I'm not sure that you will get too much feedback unless money changes hands, but I think you should try to measure the website and use incentives as you suggest. In any case, sharing customer feedback with management is worth it.

If you need help to measure we would be delighted to assist.


Karen said...

Thank you for sharing this plan. I look forward to reading how implementing it goes and how your management receives the metrics.

You noted that your satisfaction rating "doesn't help us understand why they're satisfied or dissatisfied." Usability testing, certainly, will give you the best answers to this. However, consider also adding "what you like best/least" questions to your satisfaction scale. This type of question was recommended to me some years ago (I can't recall the source, unfortunately) as a more subtle way to detect satisfaction that is slightly less subject to social bias. Since questions given after a test necessarily rely on short-term memory, the answers are likely to reveal what the user noticed and was most affected by. The more positives noted, the higher the likely satisfaction.

When I've administered post-test questionnaires or interviews with these questions, I've always found it instructive to see how fast the answers come for one over the other. Admittedly, the answers are not perfect measures of product success or failure. Also, they will only partially answer your question of what caused dissatisfaction. However, coupled with your other metrics, I think you could get a lot of mileage from asking for this information.

Another way to analyze the results is to look for words that pop: "loved," "hated," "cool," and so forth. Developing a weighted scale for ranking typical or desired phrases can offer a supporting measurement of satisfaction.

You may already do something like this as part of your testing protocols, but if you are looking for a way to diffuse objections, I hope this suggestion can help.

You also mention at the end that the User Experience Team is creating this as a "framework that makes it easy to regularly measure the SUS…". Do you intend this framework to be applied by your team or do you intend it to be a tool for other managers to use, only engaging your team for analysis? From your post about having a small UX team, I would think that this has to be a tool usable by product teams that you might not work directly with in order for these metrics to become a management incentive. If you do not currently work with all product lines and projects, is this a way to make increased involvement more manageable with existing UX resources? I'm very interested in how the adoption of this will proceed.

Thanks again for a thought-provoking post. I wish you success.

Bill Albert said...

You bring up a lot of interesting points. Tom Tullis and myself just completed the first book devoted to this topic. It is called "Measuring the User Experience". I know it is a shameless plug, but you might find it interesting. We cover a lot of the metrics you discussed here.

Tim said...

Thanks for the shameless, Bill.

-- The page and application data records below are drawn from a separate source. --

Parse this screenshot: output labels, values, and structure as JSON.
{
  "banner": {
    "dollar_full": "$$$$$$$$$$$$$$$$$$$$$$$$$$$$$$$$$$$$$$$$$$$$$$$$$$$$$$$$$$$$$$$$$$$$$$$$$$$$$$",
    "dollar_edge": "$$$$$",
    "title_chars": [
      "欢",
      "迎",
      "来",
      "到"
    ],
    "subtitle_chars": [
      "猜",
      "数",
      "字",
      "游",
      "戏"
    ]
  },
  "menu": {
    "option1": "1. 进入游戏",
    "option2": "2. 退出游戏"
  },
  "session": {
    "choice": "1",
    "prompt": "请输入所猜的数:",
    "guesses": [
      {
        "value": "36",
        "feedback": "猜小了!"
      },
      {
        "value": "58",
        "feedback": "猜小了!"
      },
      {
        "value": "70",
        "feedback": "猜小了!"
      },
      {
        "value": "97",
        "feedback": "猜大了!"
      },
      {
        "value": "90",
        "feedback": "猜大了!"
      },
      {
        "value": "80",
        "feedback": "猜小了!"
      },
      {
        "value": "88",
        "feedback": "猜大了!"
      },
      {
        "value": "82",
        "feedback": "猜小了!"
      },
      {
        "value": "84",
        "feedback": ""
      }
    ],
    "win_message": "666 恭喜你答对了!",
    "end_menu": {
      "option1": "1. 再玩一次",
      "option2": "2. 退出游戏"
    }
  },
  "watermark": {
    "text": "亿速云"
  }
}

Looks like you've put together a very important resource, and I'll check it out.

fritz said...

A couple years later, and this is still as relevant as ever, Tim. After having worked with many UX teams (including Kaiser's) I can honestly say that your recommendations on how to integrate qualitative & quantitative data worked out better than most. It is a fine art that requires that the UX team shepard product owners and development teams in their understanding and use of the data. Too often, the SUS (or other qualitative survey or measurement) can override product decisions and directions by overshadowing the interpretations and analysis of the sticky 'touchy feely' feedback from testing that can really give a product the real usability that takes it from good and usable to great, engaging and fun.

Jimmy Jarred said...

The approach you have followed is convincing. Its important to measure user experience for exploring a business in right direction. Thanks for discussing all about it in detail.
measuring the user experience

Halman Freud said...

That's is an important question. I have made a lot of surveys through whatsapp. And I don't have it in the phone but I have whatsapp for pc and works fine.